    • • For an instant reduction in your energy use, change the way you use power at home. Plug groups of appliances into power strips and turn them off completely whenever they are not in use; when electronics are plugged into the wall, they can use "phantom" power even when turned off (see References 3). If you have home computers, unplug them when you are away from home, enable the built-in energy saving settings and make the screen go to sleep when inactive instead of using a screen saver.
    • • One of the easiest ways to save energy in an apartment or house is to replace standard light bulbs with compact fluorescent bulbs. According to the Energy Star website, CFL s use 75 percent less energy; they also have a longer lifetime and save more than $40 in energy costs over the life of the bulb. Make use of natural light whenever possible to reduce the need for electric light. If you can, set lights on a timer or plug lamps into smart power strips so that they automatically turn off.
    • • Insulate water heater and surrounding pipes to reduce heat loss and water consumption. • Set water heater thermostats to 120°F (or 140°F if you have a dishwasher).
    • • Take shorter showers. A 4 minute shower uses 20-40 gal. of water. • Turn off the faucet when you brush your teeth, shave, wash your face or rinse dishes. • Invest in a high efficiency toilet, or put a plastic bottle filled with sand in your toilet tank to reduce the amount of water used per flush.
    • • When washing your car, don’t run the hose until you need to rinse. This can save up to 150 gallons of water. • Use a broom to clean your driveway, front stoop or porch, rather than a hose. • When planting a garden, practice xeriscaping. Group plants according to their water needs, and plant drought-resistant plants and bushes.
    • • Collect rainwater in a rain barrel and use this to water plants. • Be sure to follow watering restrictions specific to your local area. • Position sprinklers to avoid watering the sidewalk, street, or driveway.

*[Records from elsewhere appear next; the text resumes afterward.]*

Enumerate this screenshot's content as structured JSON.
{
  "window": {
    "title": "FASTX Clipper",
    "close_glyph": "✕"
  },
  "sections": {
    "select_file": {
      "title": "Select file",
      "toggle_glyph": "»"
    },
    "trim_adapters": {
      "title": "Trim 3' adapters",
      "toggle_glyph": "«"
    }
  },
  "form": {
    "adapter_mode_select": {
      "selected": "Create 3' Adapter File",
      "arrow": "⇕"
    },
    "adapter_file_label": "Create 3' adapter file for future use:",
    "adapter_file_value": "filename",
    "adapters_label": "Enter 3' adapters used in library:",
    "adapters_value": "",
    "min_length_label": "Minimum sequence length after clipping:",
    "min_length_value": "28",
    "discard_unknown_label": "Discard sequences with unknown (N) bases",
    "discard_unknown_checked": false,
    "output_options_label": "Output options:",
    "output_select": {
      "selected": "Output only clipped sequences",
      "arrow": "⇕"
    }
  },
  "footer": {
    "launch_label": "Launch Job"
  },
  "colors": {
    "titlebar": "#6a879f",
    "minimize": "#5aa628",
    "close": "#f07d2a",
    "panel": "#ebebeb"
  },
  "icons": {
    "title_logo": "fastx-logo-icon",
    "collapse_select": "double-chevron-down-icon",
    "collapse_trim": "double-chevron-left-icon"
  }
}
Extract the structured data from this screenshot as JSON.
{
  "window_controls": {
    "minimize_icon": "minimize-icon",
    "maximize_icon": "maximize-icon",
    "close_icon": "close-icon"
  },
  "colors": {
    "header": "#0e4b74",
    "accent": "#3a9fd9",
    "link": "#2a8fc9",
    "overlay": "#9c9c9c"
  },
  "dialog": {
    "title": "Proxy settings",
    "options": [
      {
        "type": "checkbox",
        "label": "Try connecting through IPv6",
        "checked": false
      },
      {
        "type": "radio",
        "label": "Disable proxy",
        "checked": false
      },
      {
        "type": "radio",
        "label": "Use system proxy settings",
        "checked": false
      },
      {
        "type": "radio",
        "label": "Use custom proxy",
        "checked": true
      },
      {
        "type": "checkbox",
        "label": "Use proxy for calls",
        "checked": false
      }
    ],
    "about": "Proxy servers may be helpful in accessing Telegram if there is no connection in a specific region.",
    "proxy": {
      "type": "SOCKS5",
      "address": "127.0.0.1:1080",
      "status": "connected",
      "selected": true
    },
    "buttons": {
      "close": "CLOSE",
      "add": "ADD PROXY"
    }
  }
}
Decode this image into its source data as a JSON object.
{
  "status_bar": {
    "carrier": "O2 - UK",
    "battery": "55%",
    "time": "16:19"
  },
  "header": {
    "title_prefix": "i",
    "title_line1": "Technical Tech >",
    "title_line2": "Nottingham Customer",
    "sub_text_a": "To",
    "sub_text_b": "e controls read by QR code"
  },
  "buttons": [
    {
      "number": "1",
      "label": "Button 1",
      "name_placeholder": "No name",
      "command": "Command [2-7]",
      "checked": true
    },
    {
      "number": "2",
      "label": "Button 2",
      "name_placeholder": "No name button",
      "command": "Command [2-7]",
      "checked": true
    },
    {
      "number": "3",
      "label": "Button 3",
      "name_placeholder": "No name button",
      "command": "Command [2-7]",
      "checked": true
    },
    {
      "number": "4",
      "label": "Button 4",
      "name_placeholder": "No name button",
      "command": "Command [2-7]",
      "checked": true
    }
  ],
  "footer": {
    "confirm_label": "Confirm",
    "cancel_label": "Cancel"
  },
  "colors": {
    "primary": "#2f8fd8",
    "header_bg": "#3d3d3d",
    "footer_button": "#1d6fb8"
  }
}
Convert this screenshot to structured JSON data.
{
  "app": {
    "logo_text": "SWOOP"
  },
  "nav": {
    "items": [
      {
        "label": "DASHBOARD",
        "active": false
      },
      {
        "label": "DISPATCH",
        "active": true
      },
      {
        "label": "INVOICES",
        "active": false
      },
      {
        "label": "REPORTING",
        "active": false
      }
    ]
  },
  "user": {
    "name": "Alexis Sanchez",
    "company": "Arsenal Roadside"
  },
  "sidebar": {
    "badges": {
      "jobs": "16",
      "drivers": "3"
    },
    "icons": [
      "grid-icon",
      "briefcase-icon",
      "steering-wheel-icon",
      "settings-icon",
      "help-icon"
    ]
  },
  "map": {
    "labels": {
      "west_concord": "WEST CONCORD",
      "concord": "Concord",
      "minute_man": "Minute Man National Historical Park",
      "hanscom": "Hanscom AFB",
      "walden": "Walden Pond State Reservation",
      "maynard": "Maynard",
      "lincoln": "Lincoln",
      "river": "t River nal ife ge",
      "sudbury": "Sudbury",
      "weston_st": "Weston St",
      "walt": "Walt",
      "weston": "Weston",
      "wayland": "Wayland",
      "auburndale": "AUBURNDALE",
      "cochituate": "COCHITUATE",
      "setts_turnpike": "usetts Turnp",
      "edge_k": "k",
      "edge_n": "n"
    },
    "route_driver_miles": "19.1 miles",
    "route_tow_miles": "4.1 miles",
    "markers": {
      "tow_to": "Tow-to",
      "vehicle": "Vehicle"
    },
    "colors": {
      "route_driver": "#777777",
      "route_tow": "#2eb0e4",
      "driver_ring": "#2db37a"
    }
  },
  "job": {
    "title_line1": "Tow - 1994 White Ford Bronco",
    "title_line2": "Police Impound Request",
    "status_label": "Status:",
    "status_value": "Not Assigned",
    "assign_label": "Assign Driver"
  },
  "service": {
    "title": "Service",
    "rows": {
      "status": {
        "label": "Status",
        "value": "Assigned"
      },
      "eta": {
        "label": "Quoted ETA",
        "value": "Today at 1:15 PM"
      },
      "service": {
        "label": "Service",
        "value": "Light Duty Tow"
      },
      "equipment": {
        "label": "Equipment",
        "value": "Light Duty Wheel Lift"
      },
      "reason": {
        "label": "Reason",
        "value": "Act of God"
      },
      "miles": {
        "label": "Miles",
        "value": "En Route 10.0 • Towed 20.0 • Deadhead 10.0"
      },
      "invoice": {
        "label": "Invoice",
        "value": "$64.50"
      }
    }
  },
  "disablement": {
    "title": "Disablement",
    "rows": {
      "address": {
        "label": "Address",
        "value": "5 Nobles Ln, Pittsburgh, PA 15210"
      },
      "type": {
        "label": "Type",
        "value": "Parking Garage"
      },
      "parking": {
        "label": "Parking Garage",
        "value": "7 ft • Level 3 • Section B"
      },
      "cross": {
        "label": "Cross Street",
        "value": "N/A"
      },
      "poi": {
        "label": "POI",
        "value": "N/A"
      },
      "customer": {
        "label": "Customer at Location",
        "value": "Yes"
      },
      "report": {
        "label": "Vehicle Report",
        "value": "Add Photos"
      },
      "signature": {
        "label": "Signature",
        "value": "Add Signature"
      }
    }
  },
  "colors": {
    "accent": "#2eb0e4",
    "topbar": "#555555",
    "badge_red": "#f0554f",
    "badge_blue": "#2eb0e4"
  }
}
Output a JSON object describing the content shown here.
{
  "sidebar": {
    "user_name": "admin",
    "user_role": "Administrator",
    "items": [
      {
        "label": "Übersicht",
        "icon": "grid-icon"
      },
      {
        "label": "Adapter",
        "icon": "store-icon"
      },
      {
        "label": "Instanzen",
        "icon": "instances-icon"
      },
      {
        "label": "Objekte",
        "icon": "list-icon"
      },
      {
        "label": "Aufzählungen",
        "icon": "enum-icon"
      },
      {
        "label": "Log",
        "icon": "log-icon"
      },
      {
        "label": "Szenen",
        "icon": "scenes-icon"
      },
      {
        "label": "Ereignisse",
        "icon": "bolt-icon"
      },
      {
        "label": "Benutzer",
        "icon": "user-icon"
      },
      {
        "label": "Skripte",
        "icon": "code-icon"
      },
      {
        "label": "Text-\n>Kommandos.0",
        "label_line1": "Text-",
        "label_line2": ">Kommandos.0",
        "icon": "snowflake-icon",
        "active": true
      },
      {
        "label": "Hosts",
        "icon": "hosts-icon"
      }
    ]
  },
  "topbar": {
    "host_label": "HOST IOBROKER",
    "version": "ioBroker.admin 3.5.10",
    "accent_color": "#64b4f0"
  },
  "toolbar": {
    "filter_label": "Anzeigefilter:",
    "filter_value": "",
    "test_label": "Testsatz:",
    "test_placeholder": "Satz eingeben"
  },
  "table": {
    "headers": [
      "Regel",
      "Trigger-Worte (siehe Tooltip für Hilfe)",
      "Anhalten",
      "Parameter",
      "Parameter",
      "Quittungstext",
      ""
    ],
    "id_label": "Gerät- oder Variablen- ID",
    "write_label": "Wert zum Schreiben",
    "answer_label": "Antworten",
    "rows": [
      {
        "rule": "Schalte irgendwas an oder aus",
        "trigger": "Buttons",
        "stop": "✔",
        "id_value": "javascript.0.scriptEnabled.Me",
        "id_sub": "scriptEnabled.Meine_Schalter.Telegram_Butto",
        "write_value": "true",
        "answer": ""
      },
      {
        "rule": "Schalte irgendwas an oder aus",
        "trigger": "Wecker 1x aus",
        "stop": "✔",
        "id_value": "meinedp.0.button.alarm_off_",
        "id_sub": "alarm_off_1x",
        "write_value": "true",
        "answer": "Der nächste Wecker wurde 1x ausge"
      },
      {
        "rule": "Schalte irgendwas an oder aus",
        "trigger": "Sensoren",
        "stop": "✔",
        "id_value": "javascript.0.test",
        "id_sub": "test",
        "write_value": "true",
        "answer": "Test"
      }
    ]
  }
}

    • • If you are shopping for new appliances, make sure to look for the Environmental Protection Agency’s Energy Star label before making a purchase. Energy Star appliances use between 10 and 50 percent less energy and water than their conventional counterparts. They may cost more than appliances without the Energy Star designation, but in most cases they will more than make up that additional cost through energy savings.
    • • One of the least expensive and most effective changes you can make in your home is replacing your light bulbs. According to Energy Star, one of its qualified compact fluorescent light bulbs (CFL), which cost just a few dollars, “will save about $30 over its lifetime and pay for itself in about 6 months. It uses 75 percent less energy and lasts about 10 times longer than an incandescent bulb.” Although some people are concerned because CFLs contain mercury, Energy Star says that CFLs do not release any mercury when in use, and actually reduce mercury emissions because they lessen the need for electricity from power plants that emit mercury.
    • • Ducts that move air toand-from a forced air furnace, central air conditioner, or heat pump are often big energy wasters. Sealing and insulating ducts can improve the efficiency of your heating and cooling system by as much as 20 percent - and sometimes much more.
    • • An energy-efficient home will keep your family comfortable while saving you money. Whether you take simple steps or make larger investments to make your home more efficient, you'll see lower energy bills. Over time, those savings will typically pay for the cost of improvements and put money back in your pocket. Your home may also be more attractive to buyers when you sell.
    • Thank you!!..